 I highly recommend you listen to a Freakonomics podcast episode on this topic, http://freakonomics.com/podcast/when-willpower-isnt-enough-a-new-freakonomics-radio-podcast/
 For some examples, see the follow papers (many of the articles are downloadable here: https://independent.academia.edu/DarylChow)
Chow, D. (2017). The practice and the practical: Pushing your clinical performance to the next level. Prescott, David S [Ed]; Maeschalck, Cynthia L [Ed]; Miller, Scott D [Ed] (2017) Feedback-informed treatment in clinical practice: Reaching for excellence (pp 323-355) x, 368 pp Washington, DC, US: American Psychological Association; US, 323-355.
Chow, D. L., & Lu, S. (2015). The use of routine outcome monitoring in an asian outpatient psychiatric setting. Paper presented at the World Federal of Mental Health., Singapore.
Miller, S. D., Bargmann, S., Chow, D., Seidel, J., & Maeschalck, C. (2016). Feedback-informed treatment (FIT): Improving the outcome of psychotherapy one person at a time. O’Donohue, William [Ed]; Maragakis, Alexandros [Ed] (2016) Quality improvement in behavioral health (pp 247-262) ix, 327 pp Cham, Switzerland: Springer International Publishing; Switzerland, 247-262.
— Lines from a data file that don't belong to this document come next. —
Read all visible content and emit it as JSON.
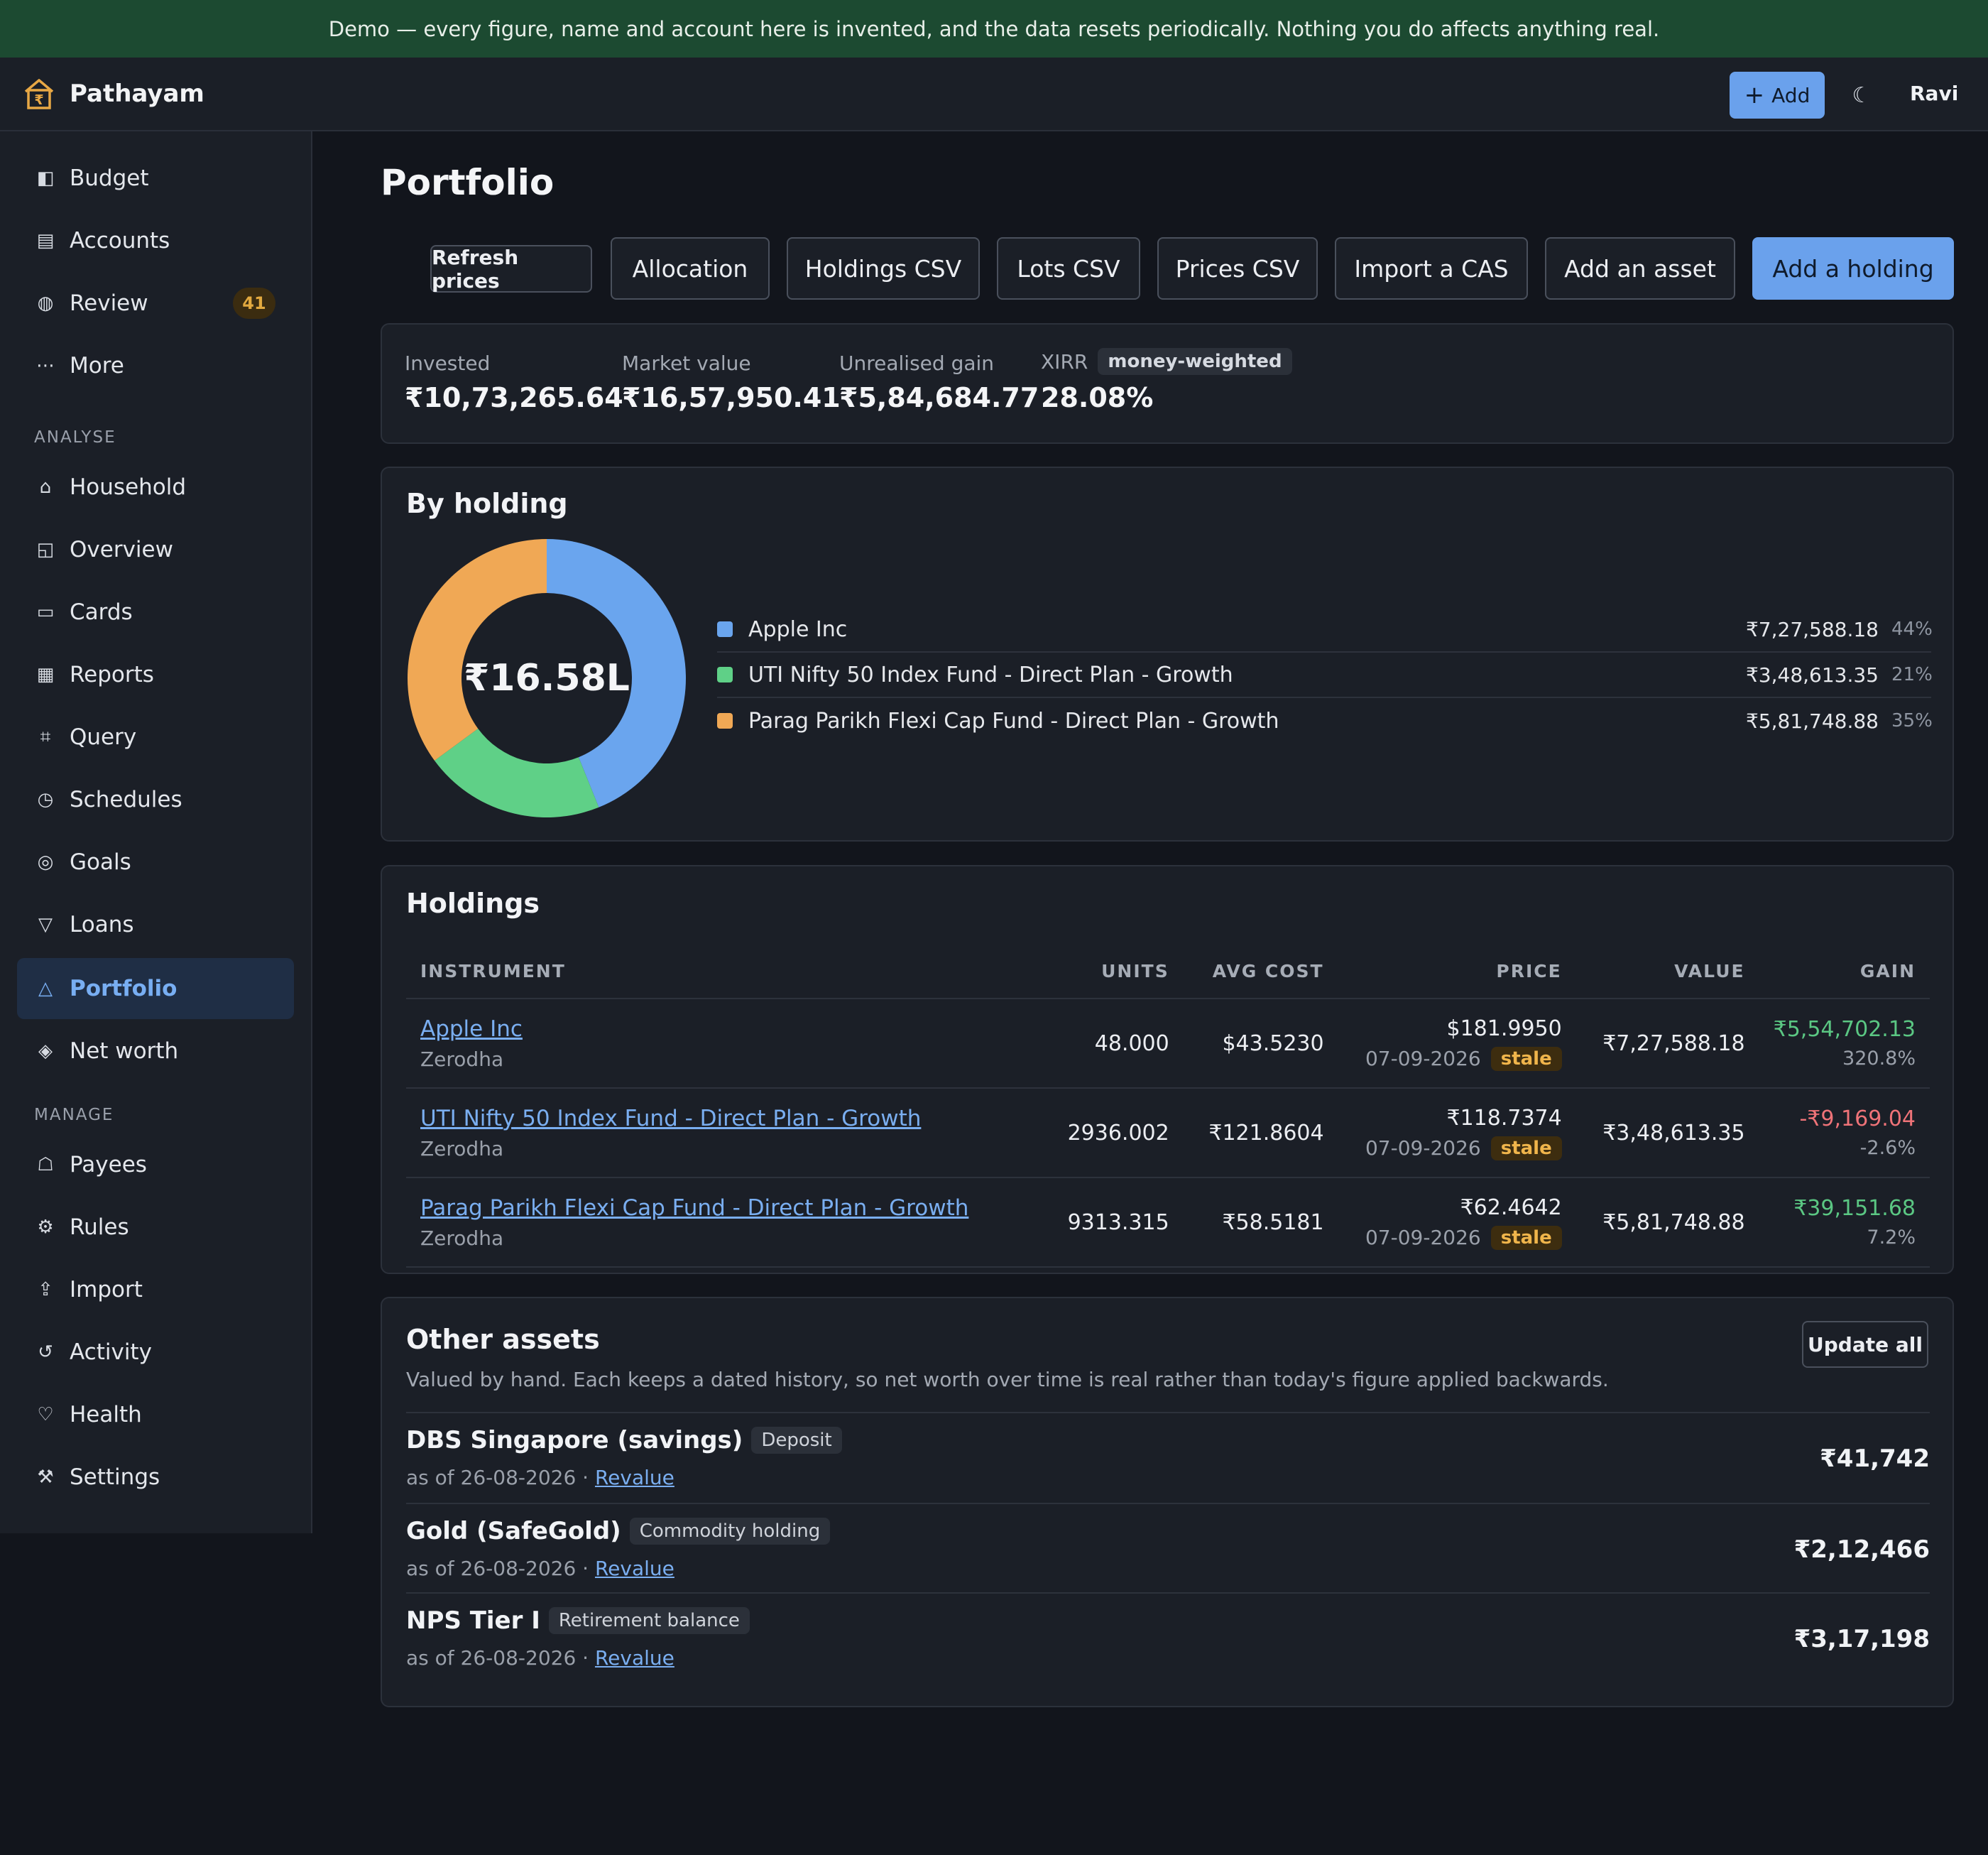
{
  "banner": "Demo — every figure, name and account here is invented, and the data resets periodically. Nothing you do affects anything real.",
  "brand": {
    "name": "Pathayam",
    "icon": "house-rupee-icon"
  },
  "topbar": {
    "add_label": "Add",
    "theme_icon": "☾",
    "user": "Ravi"
  },
  "sidebar": {
    "primary": [
      {
        "label": "Budget",
        "icon": "◧"
      },
      {
        "label": "Accounts",
        "icon": "▤"
      },
      {
        "label": "Review",
        "icon": "◍",
        "badge": "41"
      },
      {
        "label": "More",
        "icon": "⋯"
      }
    ],
    "analyse_heading": "ANALYSE",
    "analyse": [
      {
        "label": "Household",
        "icon": "⌂"
      },
      {
        "label": "Overview",
        "icon": "◱"
      },
      {
        "label": "Cards",
        "icon": "▭"
      },
      {
        "label": "Reports",
        "icon": "▦"
      },
      {
        "label": "Query",
        "icon": "⌗"
      },
      {
        "label": "Schedules",
        "icon": "◷"
      },
      {
        "label": "Goals",
        "icon": "◎"
      },
      {
        "label": "Loans",
        "icon": "▽"
      },
      {
        "label": "Portfolio",
        "icon": "△",
        "active": true
      },
      {
        "label": "Net worth",
        "icon": "◈"
      }
    ],
    "manage_heading": "MANAGE",
    "manage": [
      {
        "label": "Payees",
        "icon": "☖"
      },
      {
        "label": "Rules",
        "icon": "⚙"
      },
      {
        "label": "Import",
        "icon": "⇪"
      },
      {
        "label": "Activity",
        "icon": "↺"
      },
      {
        "label": "Health",
        "icon": "♡"
      },
      {
        "label": "Settings",
        "icon": "⚒"
      }
    ]
  },
  "page": {
    "title": "Portfolio"
  },
  "toolbar": {
    "refresh": "Refresh prices",
    "allocation": "Allocation",
    "holdings_csv": "Holdings CSV",
    "lots_csv": "Lots CSV",
    "prices_csv": "Prices CSV",
    "import_cas": "Import a CAS",
    "add_asset": "Add an asset",
    "add_holding": "Add a holding"
  },
  "summary": {
    "invested_label": "Invested",
    "invested": "₹10,73,265.64",
    "market_label": "Market value",
    "market": "₹16,57,950.41",
    "gain_label": "Unrealised gain",
    "gain": "₹5,84,684.77",
    "xirr_label": "XIRR",
    "xirr_pill": "money-weighted",
    "xirr": "28.08%"
  },
  "by_holding": {
    "title": "By holding",
    "center": "₹16.58L",
    "items": [
      {
        "name": "Apple Inc",
        "value": "₹7,27,588.18",
        "pct": "44%",
        "share": 0.4389,
        "color": "#6aa5ee"
      },
      {
        "name": "UTI Nifty 50 Index Fund - Direct Plan - Growth",
        "value": "₹3,48,613.35",
        "pct": "21%",
        "share": 0.2103,
        "color": "#5fd087"
      },
      {
        "name": "Parag Parikh Flexi Cap Fund - Direct Plan - Growth",
        "value": "₹5,81,748.88",
        "pct": "35%",
        "share": 0.3508,
        "color": "#f0a855"
      }
    ]
  },
  "holdings": {
    "title": "Holdings",
    "columns": [
      "INSTRUMENT",
      "UNITS",
      "AVG COST",
      "PRICE",
      "VALUE",
      "GAIN"
    ],
    "rows": [
      {
        "name": "Apple Inc",
        "broker": "Zerodha",
        "units": "48.000",
        "avg": "$43.5230",
        "price": "$181.9950",
        "price_date": "07-09-2026",
        "stale": "stale",
        "value": "₹7,27,588.18",
        "gain": "₹5,54,702.13",
        "gain_pct": "320.8%",
        "gain_dir": "pos"
      },
      {
        "name": "UTI Nifty 50 Index Fund - Direct Plan - Growth",
        "broker": "Zerodha",
        "units": "2936.002",
        "avg": "₹121.8604",
        "price": "₹118.7374",
        "price_date": "07-09-2026",
        "stale": "stale",
        "value": "₹3,48,613.35",
        "gain": "-₹9,169.04",
        "gain_pct": "-2.6%",
        "gain_dir": "neg"
      },
      {
        "name": "Parag Parikh Flexi Cap Fund - Direct Plan - Growth",
        "broker": "Zerodha",
        "units": "9313.315",
        "avg": "₹58.5181",
        "price": "₹62.4642",
        "price_date": "07-09-2026",
        "stale": "stale",
        "value": "₹5,81,748.88",
        "gain": "₹39,151.68",
        "gain_pct": "7.2%",
        "gain_dir": "pos"
      }
    ]
  },
  "other_assets": {
    "title": "Other assets",
    "subtitle": "Valued by hand. Each keeps a dated history, so net worth over time is real rather than today's figure applied backwards.",
    "update_all": "Update all",
    "revalue": "Revalue",
    "items": [
      {
        "name": "DBS Singapore (savings)",
        "type": "Deposit",
        "as_of": "as of 26-08-2026 · ",
        "value": "₹41,742"
      },
      {
        "name": "Gold (SafeGold)",
        "type": "Commodity holding",
        "as_of": "as of 26-08-2026 · ",
        "value": "₹2,12,466"
      },
      {
        "name": "NPS Tier I",
        "type": "Retirement balance",
        "as_of": "as of 26-08-2026 · ",
        "value": "₹3,17,198"
      }
    ]
  }
}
Miller, S. D., Hubble, M. A., Chow, D. L., & Seidel, J. A. (2015). Beyond measures and monitoring: Realizing the potential of feedback-informed treatment. Psychotherapy, 52(4), 449-457. doi:http://dx.doi.org/10.1037/pst0000031
Miller, S. D., Hubble, M. A., Seidel, J. A., Chow, D., & Bargmann, S. (2014). Feedback Informed Treatment (FIT): Achieving clinical excellence one person at a time. Independent Practitioner, 34(3), 78-84.
Miller, S. D., Hubble, M. A., Chow, D. L., & Seidel, J. A. (2013). The outcome of psychotherapy: Yesterday, today, and tomorrow. Psychotherapy, 50(1), 88-97. doi:10.1037/a0031097
Wampold, B. E., & Imel, Z. E. (2015). The great psychotherapy debate: The evidence for what makes psychotherapy work (2nd ed.). New York, NY: Routledge/Taylor & Francis Group; US.